These pages were separated from the Bible, so the
date of the Bible is unknown. It was acquired from a
man in New York who saved the genealogical information
from Bibles that were being thrown away.
It appears from the clippings that this family was from
Transcribed by and in the possession of Tracy St. Claire,
[Page One -- Marriages]
Peter DePew and Eleanor Brundage Married March 25th 1840
Alice A. DePew & S.L. Retan June 26th 1867
Eugenia I Depew & L.D. Layton March 24th 1868
B.R. Depew Bethia Covil Dec 23rd 1869
Edna E. Depew Adsit Bailey March 9th 1872
Petronella J. Depew James Scoville July 23 1890
Ludia G. Depew G.H. Guinnip Nov 11 1873
[Page Two -- Births]
Peter DePew Nov 15th 1813
Eleanor Brundage Nov 3d 1820
Edna Ellen DePew Jan 30th 1841
Eugenia Idell DePew Nov 30th 1842
Alice Angelia DePew Oct 26th 1844
Benjamin Romano DePew Sep 15th 1846
Petronella Josephine DePew Apr 13th 1849
Abram Rinaldo DePew Aug 19th 1851
Ludia Gertrude DePew Sep 14th 1853
Jessie E. Guinnip July 28th 1875
Parley Guinnip Aug 31st 1879
Died Petronella J. Scoville Feb 13, 1922
L.D. Layton May 21 1924
E.J. Layton Nov 16 1924
Rev. James Scoville Died July 24 1931 age 84
[Page Three -- Deaths]
Peter DePew Died Nov 6th 1860 Aged 48 years
11 months & 5 days
Luda G. Guinnip Died Jan 11th 1885
Jessie E. Guinnip Died Dec 25th 1894
Eugenia I. Layton Nov 16 1924
Eleanor Brundage DePew Died May 20th 1900
Adril Bailey Jan 15, 1911
Parley T. Guinnip Died Aug 1904
S.L. Retan Dec 5 1917
Bethia Covell Depew Dec Dec [sic] 21 1918
Alice Depew Retan Jan 16, 1922
Mildred Falls Depew June 23, 1925
A.R. Depew Nov 6 1920
[Ephemera -- scanned along with this is the
reverse of one obituary. It has a train schedule

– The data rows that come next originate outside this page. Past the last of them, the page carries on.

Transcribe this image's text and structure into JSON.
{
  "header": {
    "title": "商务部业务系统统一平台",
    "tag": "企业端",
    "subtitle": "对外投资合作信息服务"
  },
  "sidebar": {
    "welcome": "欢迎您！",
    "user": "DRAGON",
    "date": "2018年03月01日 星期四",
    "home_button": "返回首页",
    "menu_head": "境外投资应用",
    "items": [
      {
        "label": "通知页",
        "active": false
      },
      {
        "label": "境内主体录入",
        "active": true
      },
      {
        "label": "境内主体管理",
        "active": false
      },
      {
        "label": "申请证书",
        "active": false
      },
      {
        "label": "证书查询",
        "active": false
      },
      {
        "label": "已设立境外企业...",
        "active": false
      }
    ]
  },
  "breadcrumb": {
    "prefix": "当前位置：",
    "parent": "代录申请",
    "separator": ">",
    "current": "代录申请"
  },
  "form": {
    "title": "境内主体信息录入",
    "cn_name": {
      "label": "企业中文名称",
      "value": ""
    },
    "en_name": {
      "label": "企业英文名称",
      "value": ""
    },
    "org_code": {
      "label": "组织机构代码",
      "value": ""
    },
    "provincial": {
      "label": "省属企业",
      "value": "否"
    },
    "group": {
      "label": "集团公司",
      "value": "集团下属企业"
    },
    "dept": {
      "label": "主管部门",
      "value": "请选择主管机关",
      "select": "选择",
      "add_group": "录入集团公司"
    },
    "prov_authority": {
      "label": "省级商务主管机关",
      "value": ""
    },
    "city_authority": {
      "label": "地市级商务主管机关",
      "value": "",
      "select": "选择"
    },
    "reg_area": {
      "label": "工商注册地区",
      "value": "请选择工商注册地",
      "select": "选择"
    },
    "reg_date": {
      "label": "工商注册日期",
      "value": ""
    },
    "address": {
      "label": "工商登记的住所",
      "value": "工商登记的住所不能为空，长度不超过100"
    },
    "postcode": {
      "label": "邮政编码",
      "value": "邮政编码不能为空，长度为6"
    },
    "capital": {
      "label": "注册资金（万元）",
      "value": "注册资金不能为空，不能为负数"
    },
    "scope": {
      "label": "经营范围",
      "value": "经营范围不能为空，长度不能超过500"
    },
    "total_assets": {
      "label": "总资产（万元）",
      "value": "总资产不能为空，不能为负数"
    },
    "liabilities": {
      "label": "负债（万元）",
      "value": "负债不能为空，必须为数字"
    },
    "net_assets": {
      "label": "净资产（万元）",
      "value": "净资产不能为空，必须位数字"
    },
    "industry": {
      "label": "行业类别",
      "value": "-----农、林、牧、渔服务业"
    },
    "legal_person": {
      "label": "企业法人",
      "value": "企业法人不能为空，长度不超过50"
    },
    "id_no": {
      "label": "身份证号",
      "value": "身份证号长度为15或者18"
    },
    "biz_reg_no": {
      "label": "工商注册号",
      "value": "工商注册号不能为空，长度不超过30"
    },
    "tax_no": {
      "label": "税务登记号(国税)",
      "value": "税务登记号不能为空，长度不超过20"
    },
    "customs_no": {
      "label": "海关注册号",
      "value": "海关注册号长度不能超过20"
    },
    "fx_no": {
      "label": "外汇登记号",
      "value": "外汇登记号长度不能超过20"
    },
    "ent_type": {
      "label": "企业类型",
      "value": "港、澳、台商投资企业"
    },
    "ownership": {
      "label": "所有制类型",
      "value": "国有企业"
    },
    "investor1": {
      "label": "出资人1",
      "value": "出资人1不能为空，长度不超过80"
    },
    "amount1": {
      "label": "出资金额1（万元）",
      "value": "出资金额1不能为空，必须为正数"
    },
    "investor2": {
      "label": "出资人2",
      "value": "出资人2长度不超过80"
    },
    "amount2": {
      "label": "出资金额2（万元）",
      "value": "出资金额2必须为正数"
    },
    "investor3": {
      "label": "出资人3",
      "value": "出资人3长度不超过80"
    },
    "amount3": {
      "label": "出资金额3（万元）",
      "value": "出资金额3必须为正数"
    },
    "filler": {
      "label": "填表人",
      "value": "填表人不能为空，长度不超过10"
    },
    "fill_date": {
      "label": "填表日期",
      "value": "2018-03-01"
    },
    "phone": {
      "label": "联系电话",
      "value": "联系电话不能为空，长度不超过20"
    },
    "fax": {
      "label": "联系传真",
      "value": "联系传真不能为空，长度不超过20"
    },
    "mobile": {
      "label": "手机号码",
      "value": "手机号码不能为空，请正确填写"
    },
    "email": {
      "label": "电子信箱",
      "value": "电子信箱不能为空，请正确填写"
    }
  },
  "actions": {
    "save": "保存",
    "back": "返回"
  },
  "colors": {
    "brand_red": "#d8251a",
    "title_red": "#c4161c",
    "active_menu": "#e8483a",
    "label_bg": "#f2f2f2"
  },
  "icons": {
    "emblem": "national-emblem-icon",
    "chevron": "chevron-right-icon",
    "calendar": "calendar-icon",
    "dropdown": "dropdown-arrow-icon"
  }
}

that might pinpoint the location of this family]
A piece of paper that reads
"Eleanor Brundage Born Nov 3d 1820"
It looks like it once accompanied a photo case.
A clipping with an image of an eagle.
Printed on it "Old Abe, the Wisconsin
Obituary of Jessie Guinnip (two identical copies)
"The unexpected death of Miss Jessie
Guinnip, at the residence of T.A. Hamilton,
on Tuesday night, at about eleven
o'clock, fell like a pall upon the festivities
of Christmas day. She was one of a large
number of young people invited to share
the hospitalities of the Young Ladies'
Cooking Club, with the Misses Hamilton.
Of frail constitution and not in her usual
spirits, she had gone early, to be rested,
that she might enjoy the evening. In the
evening she was siezed [sic] with violent
coughing, which increased in severity, and
finally ended in death, shortly after eleven
o'clock, of tuburcular phthisic.
Everything possible was done for her comfort,
and during all the hours of suffering she
insisted that the pleasures should proceed,
as they did not disturb her, and that she soon
would be better. Dr. Alden was summoned, but
he could do nothing to check the progress of
the malady which was rapidly sapping her life.
Her grandmother, Mrs, Eleanor Depew, with whom
she had resided for many years, was summoned,
but the message came too late, her spirit
having taken its flight but a few moments
before she reached her side. To her the shock
is great. Since the death of the mother, many
years ago, it had seemed the good pleasure of
this aged grandmother to minister to the every
want of the delicate child, and it was a great
sorrow that she was not permitted to be present
to cheer and comfort her during death's hour.
It was a sad compant which had so suddenly
been turned from mirth and happiness to mourning,
and the grief if many of the most intimate
friends of the young woman was well-nigh
inconsolable--that that they could not have sooner
known the serious nature of the attack.
Miss Guinnip was nineteen years old in July last.
Her mother died in this place ten years ago next
month. Her father, Prof. G. H. Guinnip, was for
many years a teacher in this place, and has been
the principal of Cohocton Union school for some
time. She also leaves a brother, Parley, to mourn
her untimely death.
Her life, while under a heavy cloud, from bodily
infirmities, had been a happy one. She was possesed
[sic] of those kindly affectionate qualities which
drew many friends to her. She was a bright,
intellectual scholar, and early displayed an aptitude
for learning; but alas this, too, she was obligated
to abandon ere she had fairly started.
She was a member of the Presbyterian Church of this
village, and was faithful and constant in her
attendance to the last.
The funeral will be held at the home on Friday, at
11 a.m., and the body will be laid to rest in